We have learned (through working with hundreds of individuals through the years), that there is more to acting out than meets the eye.  Often times, acting out is simply labeled as being immoral or bad behavior. While these synonyms may apply, it is important to look at the meaning of the acting out.  If an individual is going to gain control of the addictive (acting out) behaviors, the function that the behaviors serve must be uncovered.  In virtually every individual we have treated, acting out, what ever its form, serves the purpose of  assisting individuals in mood altering  from negative mood states, or helping them to avoid looking at and (dealing with) painful aspects of their life.

 

When acting out takes place, a number of processes within the mind and body are activated.  Among them is the psycho-physiological process.  When an individual acts out, he can cognitively focus on something else which prevents him from having to focus on the negative aspects of his life. This provides psychological relief.  In addition, when some one acts out, a cascade of neurotransmitters are released throughout the brain.  Specifically, dopamine is released at an intense rate into a part of the brain called the nucleus accumbens or the pleasure center of the brain.  This is the part of the brain that is reinforced when an individual engages in life sustaining/perpetuating activities such as eating, drinking, or sexual behaviors.  As the dopamine is released into this part of the brain the individual experiences a sense of euphoria and well being.

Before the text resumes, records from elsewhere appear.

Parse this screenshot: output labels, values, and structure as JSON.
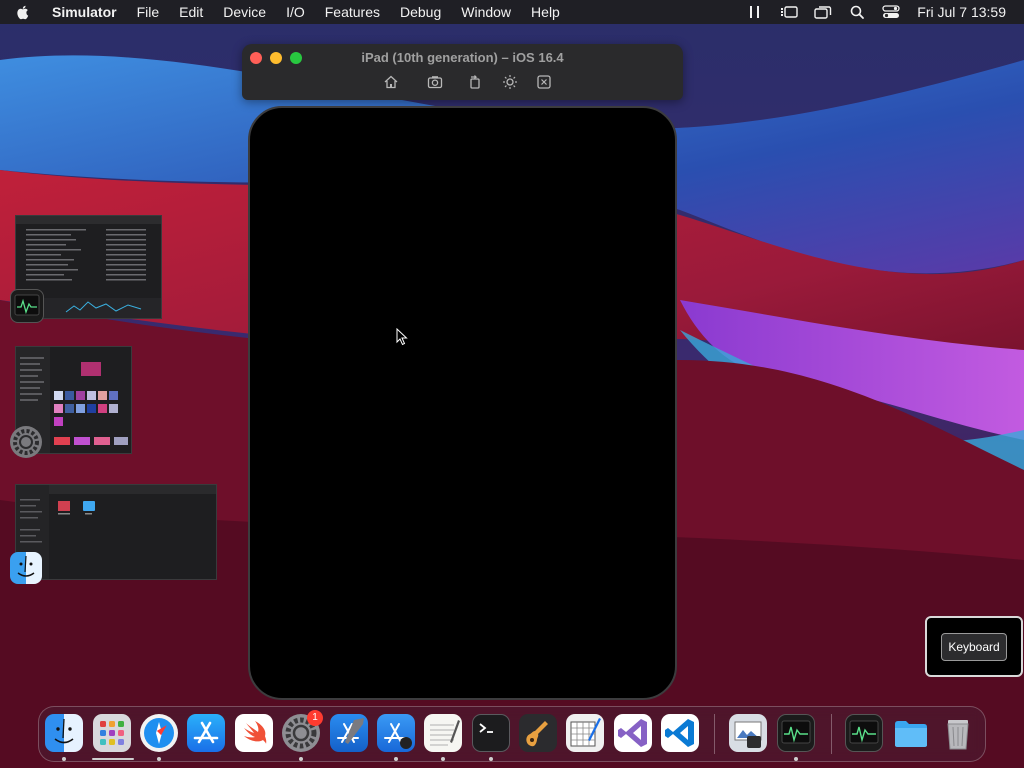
{
  "menubar": {
    "app_name": "Simulator",
    "items": [
      "File",
      "Edit",
      "Device",
      "I/O",
      "Features",
      "Debug",
      "Window",
      "Help"
    ],
    "datetime": "Fri Jul 7  13:59",
    "status_icons": [
      "sidebar-icon",
      "stage-manager-icon",
      "screen-mirroring-icon",
      "search-icon",
      "control-center-icon"
    ]
  },
  "simulator": {
    "title": "iPad (10th generation) – iOS 16.4",
    "toolbar": [
      "home-icon",
      "screenshot-icon",
      "rotate-icon",
      "appearance-icon",
      "keyboard-shortcut-icon"
    ]
  },
  "stage_manager": {
    "windows": [
      "activity-monitor",
      "system-settings",
      "finder"
    ]
  },
  "keyboard_overlay": {
    "label": "Keyboard"
  },
  "dock": {
    "apps": [
      "finder",
      "launchpad",
      "safari",
      "app-store",
      "swift-playgrounds",
      "system-settings",
      "xcode",
      "xcode-instruments",
      "textedit",
      "terminal",
      "garageband",
      "sketch",
      "visual-studio",
      "vs-code",
      "preview",
      "activity-monitor",
      "activity-monitor-2",
      "downloads-folder",
      "trash"
    ],
    "settings_badge": "1"
  },
  "colors": {
    "accent": "#0a84ff",
    "badge": "#ff3b30",
    "close": "#ff5f57",
    "minimize": "#febc2e",
    "zoom": "#28c840"
  }
}
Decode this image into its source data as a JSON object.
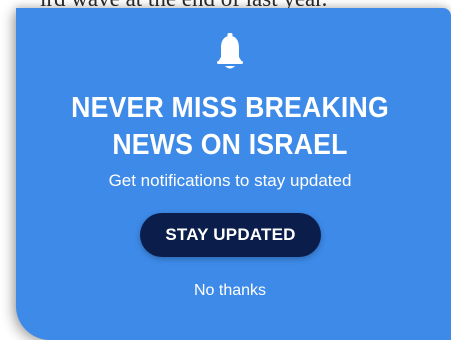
{
  "background_article": {
    "partial_text": "ird wave at the end of last year."
  },
  "popup": {
    "icon": "bell-icon",
    "headline_line1": "NEVER MISS BREAKING",
    "headline_line2": "NEWS ON ISRAEL",
    "subtext": "Get notifications to stay updated",
    "cta_label": "STAY UPDATED",
    "dismiss_label": "No thanks",
    "colors": {
      "panel": "#3d8ae8",
      "cta_background": "#0b1e4b",
      "text": "#ffffff"
    }
  }
}
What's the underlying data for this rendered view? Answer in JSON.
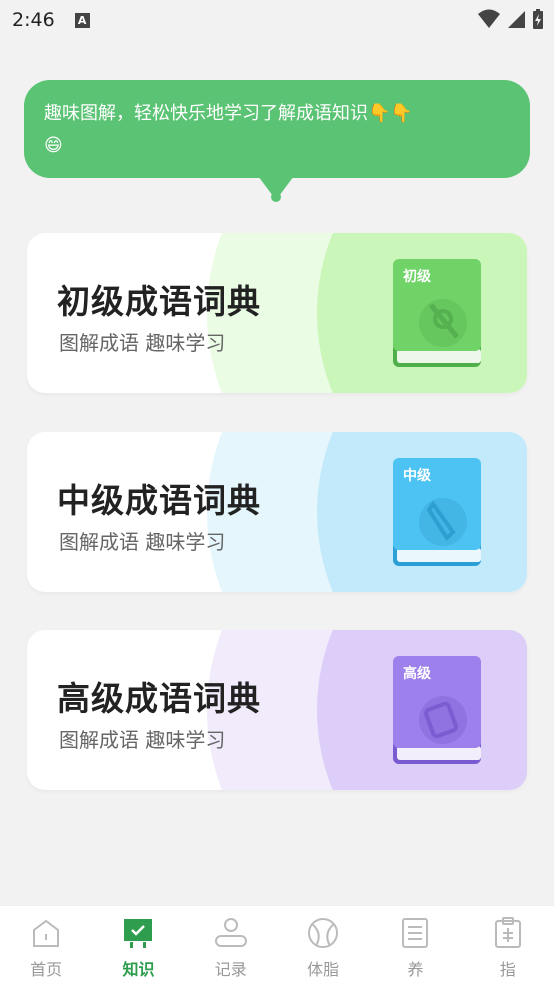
{
  "status": {
    "time": "2:46",
    "notification_icon": "A"
  },
  "bubble": {
    "text": "趣味图解，轻松快乐地学习了解成语知识",
    "emojis": [
      "👇",
      "👇",
      "😄"
    ]
  },
  "cards": [
    {
      "title": "初级成语词典",
      "subtitle": "图解成语 趣味学习",
      "book_label": "初级",
      "accent": "#c9f5b8",
      "book_color": "#69cf62"
    },
    {
      "title": "中级成语词典",
      "subtitle": "图解成语 趣味学习",
      "book_label": "中级",
      "accent": "#c3eafc",
      "book_color": "#45bff0"
    },
    {
      "title": "高级成语词典",
      "subtitle": "图解成语 趣味学习",
      "book_label": "高级",
      "accent": "#dcccf9",
      "book_color": "#9b7be8"
    }
  ],
  "tabs": [
    {
      "label": "首页",
      "icon": "home-icon",
      "active": false
    },
    {
      "label": "知识",
      "icon": "knowledge-icon",
      "active": true
    },
    {
      "label": "记录",
      "icon": "profile-icon",
      "active": false
    },
    {
      "label": "体脂",
      "icon": "ball-icon",
      "active": false
    },
    {
      "label": "养",
      "icon": "list-icon",
      "active": false
    },
    {
      "label": "指",
      "icon": "clipboard-icon",
      "active": false
    }
  ]
}
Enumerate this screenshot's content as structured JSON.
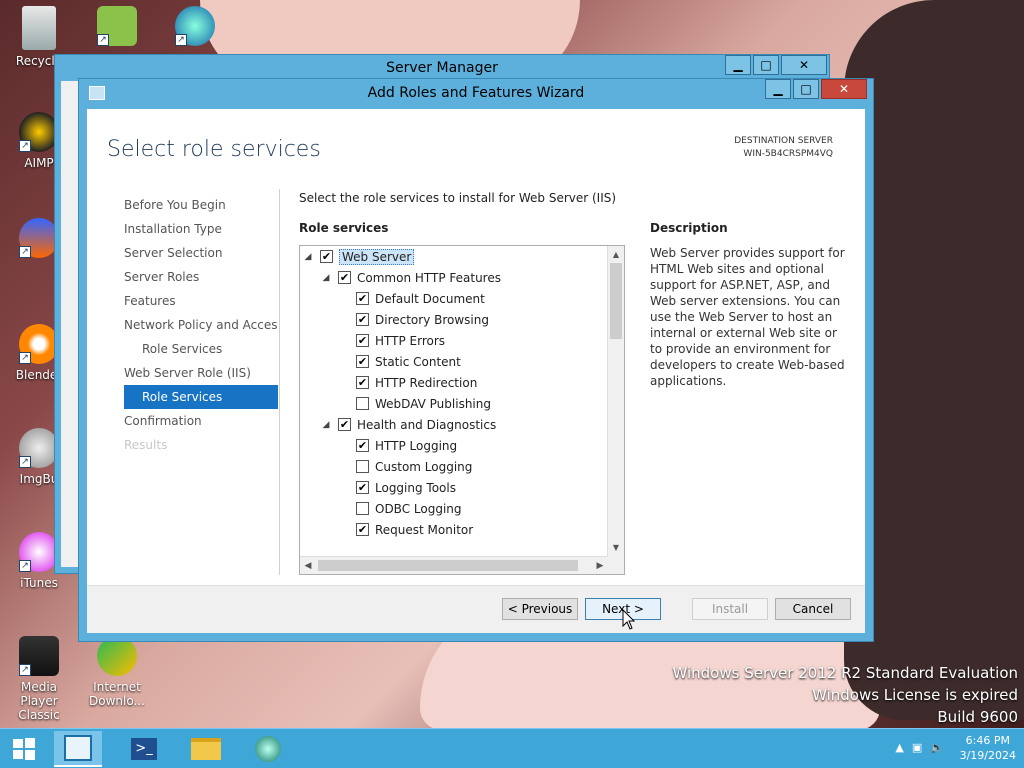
{
  "desktop": {
    "icons": [
      {
        "label": "Recycle",
        "icon": "recycle-bin-icon"
      },
      {
        "label": "AIMP",
        "icon": "aimp-icon"
      },
      {
        "label": "",
        "icon": "audacity-icon"
      },
      {
        "label": "Blender",
        "icon": "blender-icon"
      },
      {
        "label": "ImgBu",
        "icon": "imgburn-icon"
      },
      {
        "label": "iTunes",
        "icon": "itunes-icon"
      },
      {
        "label": "Media Player Classic",
        "icon": "media-player-classic-icon"
      },
      {
        "label": "Internet Downlo...",
        "icon": "internet-download-manager-icon"
      }
    ],
    "watermark": [
      "Windows Server 2012 R2 Standard Evaluation",
      "Windows License is expired",
      "Build 9600"
    ]
  },
  "server_manager": {
    "title": "Server Manager"
  },
  "wizard": {
    "title": "Add Roles and Features Wizard",
    "heading": "Select role services",
    "destination_label": "DESTINATION SERVER",
    "destination_server": "WIN-5B4CRSPM4VQ",
    "instruction": "Select the role services to install for Web Server (IIS)",
    "role_services_label": "Role services",
    "description_label": "Description",
    "description": "Web Server provides support for HTML Web sites and optional support for ASP.NET, ASP, and Web server extensions. You can use the Web Server to host an internal or external Web site or to provide an environment for developers to create Web-based applications.",
    "nav": [
      {
        "label": "Before You Begin",
        "state": "normal"
      },
      {
        "label": "Installation Type",
        "state": "normal"
      },
      {
        "label": "Server Selection",
        "state": "normal"
      },
      {
        "label": "Server Roles",
        "state": "normal"
      },
      {
        "label": "Features",
        "state": "normal"
      },
      {
        "label": "Network Policy and Acces...",
        "state": "normal"
      },
      {
        "label": "Role Services",
        "state": "sub"
      },
      {
        "label": "Web Server Role (IIS)",
        "state": "normal"
      },
      {
        "label": "Role Services",
        "state": "active"
      },
      {
        "label": "Confirmation",
        "state": "normal"
      },
      {
        "label": "Results",
        "state": "disabled"
      }
    ],
    "tree": [
      {
        "label": "Web Server",
        "level": 0,
        "checked": true,
        "expander": true,
        "selected": true
      },
      {
        "label": "Common HTTP Features",
        "level": 1,
        "checked": true,
        "expander": true
      },
      {
        "label": "Default Document",
        "level": 2,
        "checked": true
      },
      {
        "label": "Directory Browsing",
        "level": 2,
        "checked": true
      },
      {
        "label": "HTTP Errors",
        "level": 2,
        "checked": true
      },
      {
        "label": "Static Content",
        "level": 2,
        "checked": true
      },
      {
        "label": "HTTP Redirection",
        "level": 2,
        "checked": true
      },
      {
        "label": "WebDAV Publishing",
        "level": 2,
        "checked": false
      },
      {
        "label": "Health and Diagnostics",
        "level": 1,
        "checked": true,
        "expander": true
      },
      {
        "label": "HTTP Logging",
        "level": 2,
        "checked": true
      },
      {
        "label": "Custom Logging",
        "level": 2,
        "checked": false
      },
      {
        "label": "Logging Tools",
        "level": 2,
        "checked": true
      },
      {
        "label": "ODBC Logging",
        "level": 2,
        "checked": false
      },
      {
        "label": "Request Monitor",
        "level": 2,
        "checked": true
      }
    ],
    "buttons": {
      "previous": "< Previous",
      "next": "Next >",
      "install": "Install",
      "cancel": "Cancel"
    }
  },
  "taskbar": {
    "time": "6:46 PM",
    "date": "3/19/2024"
  }
}
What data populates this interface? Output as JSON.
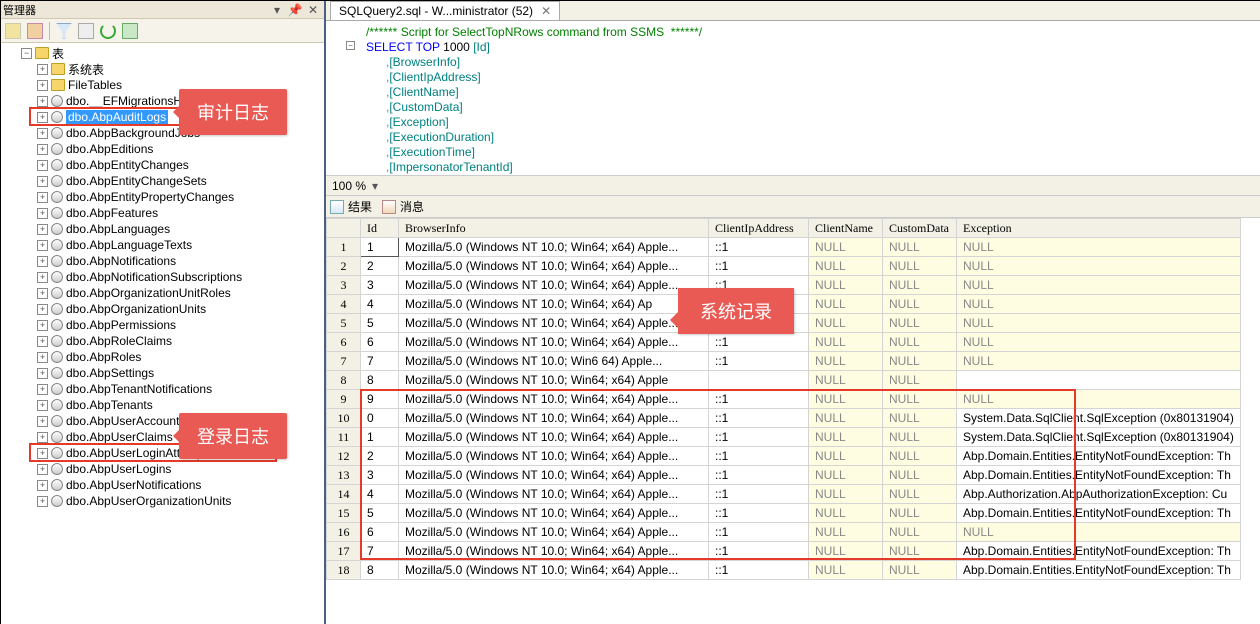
{
  "leftPane": {
    "title": "管理器",
    "toolbarIcons": [
      "connect-icon",
      "disconnect-icon",
      "sep",
      "filter-icon",
      "nofilter-icon",
      "refresh-icon",
      "script-icon"
    ],
    "topNode": "表",
    "systemFolder": "系统表",
    "fileTables": "FileTables",
    "tables": [
      "dbo.__EFMigrationsHistory",
      "dbo.AbpAuditLogs",
      "dbo.AbpBackgroundJobs",
      "dbo.AbpEditions",
      "dbo.AbpEntityChanges",
      "dbo.AbpEntityChangeSets",
      "dbo.AbpEntityPropertyChanges",
      "dbo.AbpFeatures",
      "dbo.AbpLanguages",
      "dbo.AbpLanguageTexts",
      "dbo.AbpNotifications",
      "dbo.AbpNotificationSubscriptions",
      "dbo.AbpOrganizationUnitRoles",
      "dbo.AbpOrganizationUnits",
      "dbo.AbpPermissions",
      "dbo.AbpRoleClaims",
      "dbo.AbpRoles",
      "dbo.AbpSettings",
      "dbo.AbpTenantNotifications",
      "dbo.AbpTenants",
      "dbo.AbpUserAccounts",
      "dbo.AbpUserClaims",
      "dbo.AbpUserLoginAttempts",
      "dbo.AbpUserLogins",
      "dbo.AbpUserNotifications",
      "dbo.AbpUserOrganizationUnits"
    ],
    "calloutAudit": "审计日志",
    "calloutLogin": "登录日志"
  },
  "rightPane": {
    "tabLabel": "SQLQuery2.sql - W...ministrator (52)",
    "sql": {
      "l1": "/****** Script for SelectTopNRows command from SSMS  ******/",
      "l2a": "SELECT",
      "l2b": " TOP ",
      "l2c": "1000 ",
      "l2d": "[Id]",
      "l3": "      ,",
      "c3": "[BrowserInfo]",
      "l4": "      ,",
      "c4": "[ClientIpAddress]",
      "l5": "      ,",
      "c5": "[ClientName]",
      "l6": "      ,",
      "c6": "[CustomData]",
      "l7": "      ,",
      "c7": "[Exception]",
      "l8": "      ,",
      "c8": "[ExecutionDuration]",
      "l9": "      ,",
      "c9": "[ExecutionTime]",
      "l10": "      ,",
      "c10": "[ImpersonatorTenantId]"
    },
    "zoom": "100 %",
    "resultsTab": "结果",
    "messagesTab": "消息",
    "calloutSystem": "系统记录",
    "columns": [
      "",
      "Id",
      "BrowserInfo",
      "ClientIpAddress",
      "ClientName",
      "CustomData",
      "Exception"
    ],
    "browserText": "Mozilla/5.0 (Windows NT 10.0; Win64; x64) Apple...",
    "browserTextShort1": "Mozilla/5.0 (Windows NT 10.0; Win64; x64) Ap",
    "browserTextShort2": "Mozilla/5.0 (Windows NT 10.0; Win6    64) Apple...",
    "browserTextShort3": "Mozilla/5.0 (Windows NT 10.0; Win64; x64) Apple",
    "ip": "::1",
    "null": "NULL",
    "exc_sql": "System.Data.SqlClient.SqlException (0x80131904)",
    "exc_ent": "Abp.Domain.Entities.EntityNotFoundException: Th",
    "exc_auth": "Abp.Authorization.AbpAuthorizationException: Cu",
    "rows": [
      {
        "n": 1,
        "id": "1",
        "ex": "NULL",
        "hl": true
      },
      {
        "n": 2,
        "id": "2",
        "ex": "NULL"
      },
      {
        "n": 3,
        "id": "3",
        "ex": "NULL"
      },
      {
        "n": 4,
        "id": "4",
        "ex": "NULL",
        "b": "s1"
      },
      {
        "n": 5,
        "id": "5",
        "ex": "NULL"
      },
      {
        "n": 6,
        "id": "6",
        "ex": "NULL"
      },
      {
        "n": 7,
        "id": "7",
        "ex": "NULL",
        "b": "s2"
      },
      {
        "n": 8,
        "id": "8",
        "ex": "",
        "b": "s3",
        "noip": true
      },
      {
        "n": 9,
        "id": "9",
        "ex": "NULL"
      },
      {
        "n": 10,
        "id": "0",
        "ex": "exc_sql"
      },
      {
        "n": 11,
        "id": "1",
        "ex": "exc_sql"
      },
      {
        "n": 12,
        "id": "2",
        "ex": "exc_ent"
      },
      {
        "n": 13,
        "id": "3",
        "ex": "exc_ent"
      },
      {
        "n": 14,
        "id": "4",
        "ex": "exc_auth"
      },
      {
        "n": 15,
        "id": "5",
        "ex": "exc_ent"
      },
      {
        "n": 16,
        "id": "6",
        "ex": "NULL"
      },
      {
        "n": 17,
        "id": "7",
        "ex": "exc_ent"
      },
      {
        "n": 18,
        "id": "8",
        "ex": "exc_ent"
      }
    ]
  }
}
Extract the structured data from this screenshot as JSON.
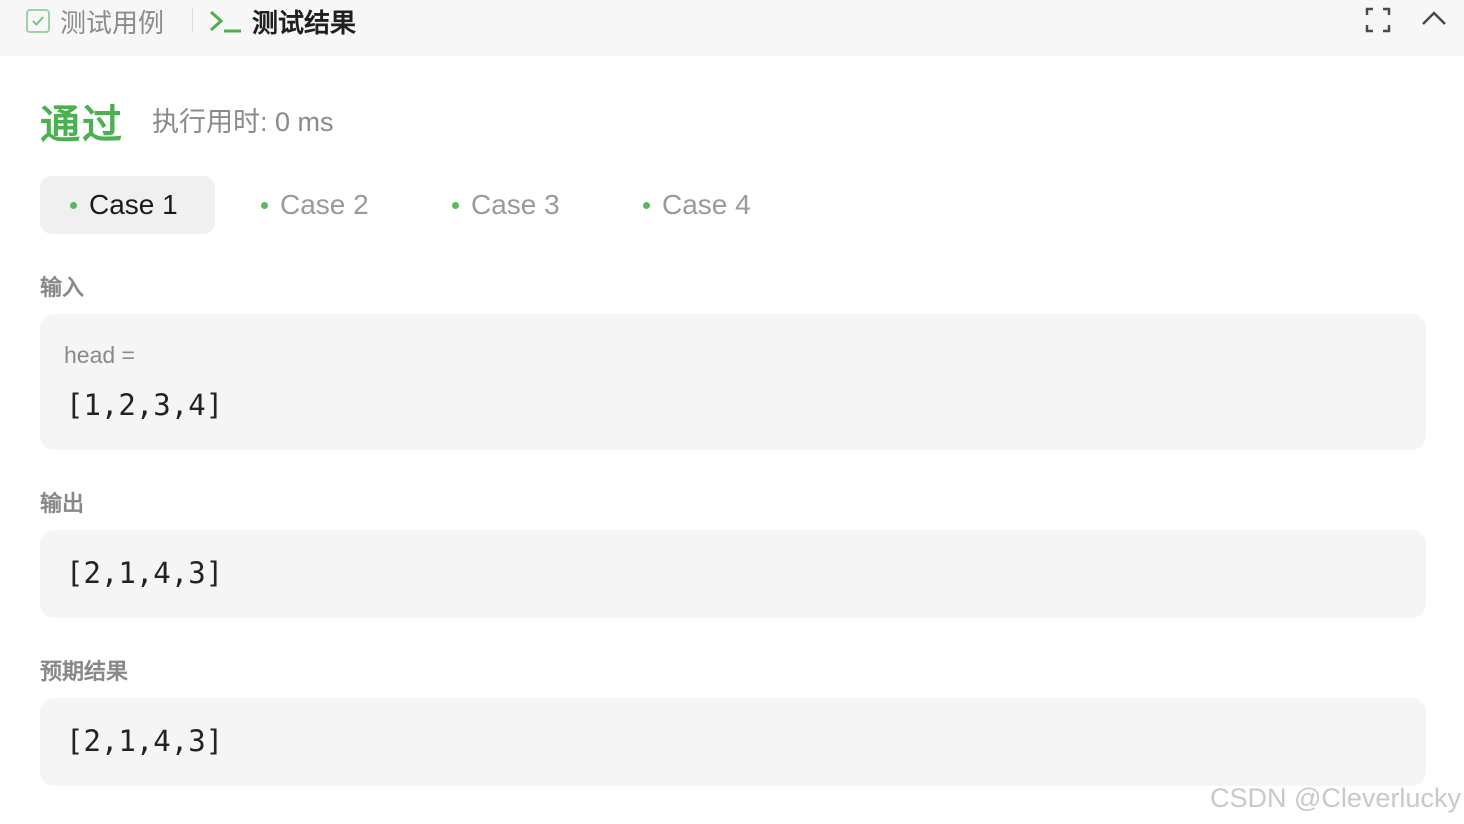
{
  "header": {
    "testcase_tab_label": "测试用例",
    "result_tab_label": "测试结果",
    "icons": [
      "check-square-icon",
      "terminal-prompt-icon",
      "expand-icon",
      "chevron-up-icon"
    ],
    "accent_color": "#4caf50"
  },
  "summary": {
    "status": "通过",
    "runtime": "执行用时: 0 ms"
  },
  "cases": [
    {
      "label": "Case 1",
      "active": true
    },
    {
      "label": "Case 2",
      "active": false
    },
    {
      "label": "Case 3",
      "active": false
    },
    {
      "label": "Case 4",
      "active": false
    }
  ],
  "input": {
    "label": "输入",
    "var_name": "head =",
    "value": "[1,2,3,4]"
  },
  "output": {
    "label": "输出",
    "value": "[2,1,4,3]"
  },
  "expected": {
    "label": "预期结果",
    "value": "[2,1,4,3]"
  },
  "watermark": "CSDN @Cleverlucky"
}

This is the physiological pay off of acting out.

 

In order to stop the acting out, this process must be identified and the individual must acknowledge those things he is trying to avoid so they can be dealt with head on, and hence, eliminate the need for acting out.

 © 2013 The Institute For Research And Treatment Of Addictive Disorders